Buffalo didn’t have gobs of money to throw around, but that extra $900k was essentially the price it’d have to pay to be sure what it’d have at backup running back in 2017. Likely, in a few days, they’ll have saved the $900k but will have Jonathan Williams as RB2 for the time being, and extra fifth-round pick from the Patriots.

The trade market in the NFL is so volatile. This is essentially a trade. Gillislee for a fifth-round pick.

Brandon Marshall was acquired for a fifth-round pick in 2015. The same compensation was required for the Jets to add Santonio Holmes in 2010. Buffalo got a fifth rounder for... Matt Cassel just two years ago. Other players who netted their team a Round 2 draft choice: Brice Butler, Kelcie McCray, Brandon Boykin, Jeremy Zuttah, and Darren Sproles.

Randy Moss, Martellus Bennett, and Santonio Holmes were moved for fourth rounders.

Now, the Patriots (essentially) trade a fifth-rounder for Gillislee, offer a deal to make him the 22nd-highest paid running back in the NFL on the same day they extend James White to a three-year extension, during the same offseason they spent $3.1 million on free-agent running back Rex Burkhead.

Sooo what is a fifth rounder really worth? The NFL trade market is all over the place.

Could the Bills have loosened their pockets to pay Gillislee $2.7 million to (likely) ensure he’d be in Buffalo in 2017? Absolutely. When it’s viewed as simply as that, it’s a clear financial blunder for the organization. Add that $2.7 million to LeSean McCoy’s $8.875 million cap hit, and the Bills would’ve been allocating $11.5 million — 6.9% of their salary cap — to their top two ball-carriers.

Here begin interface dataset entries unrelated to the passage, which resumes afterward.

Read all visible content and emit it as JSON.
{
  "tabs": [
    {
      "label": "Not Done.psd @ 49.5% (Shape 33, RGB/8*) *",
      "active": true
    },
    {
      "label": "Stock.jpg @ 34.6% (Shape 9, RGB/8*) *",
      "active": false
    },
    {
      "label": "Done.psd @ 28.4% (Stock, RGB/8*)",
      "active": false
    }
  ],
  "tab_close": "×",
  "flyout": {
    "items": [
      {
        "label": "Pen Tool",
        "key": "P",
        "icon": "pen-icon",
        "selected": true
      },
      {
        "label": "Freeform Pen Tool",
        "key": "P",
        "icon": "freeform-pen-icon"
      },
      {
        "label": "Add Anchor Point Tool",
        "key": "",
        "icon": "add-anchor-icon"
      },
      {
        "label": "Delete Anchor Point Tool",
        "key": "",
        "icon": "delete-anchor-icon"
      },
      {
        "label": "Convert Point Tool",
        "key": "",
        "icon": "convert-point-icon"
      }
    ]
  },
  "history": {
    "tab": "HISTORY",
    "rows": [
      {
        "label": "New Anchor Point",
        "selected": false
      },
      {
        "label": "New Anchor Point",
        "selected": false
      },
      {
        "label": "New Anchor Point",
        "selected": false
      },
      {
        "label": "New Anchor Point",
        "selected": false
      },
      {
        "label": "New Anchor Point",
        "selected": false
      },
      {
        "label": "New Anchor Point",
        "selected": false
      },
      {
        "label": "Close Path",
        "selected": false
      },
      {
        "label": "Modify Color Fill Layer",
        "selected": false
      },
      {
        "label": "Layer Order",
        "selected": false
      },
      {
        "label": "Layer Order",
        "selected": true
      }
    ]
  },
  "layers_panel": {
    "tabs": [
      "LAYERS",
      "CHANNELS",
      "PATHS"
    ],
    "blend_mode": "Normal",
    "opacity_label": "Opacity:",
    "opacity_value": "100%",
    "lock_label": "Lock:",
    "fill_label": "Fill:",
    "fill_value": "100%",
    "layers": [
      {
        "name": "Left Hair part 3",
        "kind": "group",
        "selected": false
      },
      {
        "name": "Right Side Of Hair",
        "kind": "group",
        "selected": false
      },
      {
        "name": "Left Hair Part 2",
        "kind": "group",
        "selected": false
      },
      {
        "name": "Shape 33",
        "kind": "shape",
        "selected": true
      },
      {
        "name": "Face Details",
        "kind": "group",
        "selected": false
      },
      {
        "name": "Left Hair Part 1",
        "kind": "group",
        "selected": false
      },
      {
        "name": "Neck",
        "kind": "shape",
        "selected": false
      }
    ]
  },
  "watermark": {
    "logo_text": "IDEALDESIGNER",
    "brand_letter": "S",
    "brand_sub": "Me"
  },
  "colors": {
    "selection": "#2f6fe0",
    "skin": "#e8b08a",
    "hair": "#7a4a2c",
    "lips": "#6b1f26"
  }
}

But the other side must be considered too, and as is the case with most disagreements, the answer to this argument lies somewhere in the middle.

It shouldn’t be driving Bills fans into a frenzy. Gillislee has a strong argument as the NFL’s best backup runner. No doubt about it, Buffalo will be losing a quality player —I’ve been one of Gillislee’s biggest advocates — and (likely) could have kept him for that extra $900k.

Yet this isn’t a seismic development. He’s not the foundation of the offense. Gillislee plays the most devalued, replaceable position in the NFL. During his ultra-efficient 2016, he appeared on 35% of Buffalo’s offensive snaps, received 26% of the handoffs, and 20.5% of the team’s total carries.

Remember, Whaley signed Gillislee as a street free-agent in December of 2015. Nice find. Instead of giving him the tender worth $2.7 million, he’ll be off the Bills books completely, and they’ll get a Round 5 pick. Even if you’ve already written off Jonathan Williams — which would be foolish — the running back class in this draft is the most impressive group in a long time. Not the worst scenario for the Bills.

Do I think the Bills should have given Gillislee that extra $900k? Yeah. Do I think losing him is a fireable offense for members of the front office or that his departure means Buffalo’s run game will crumble? No.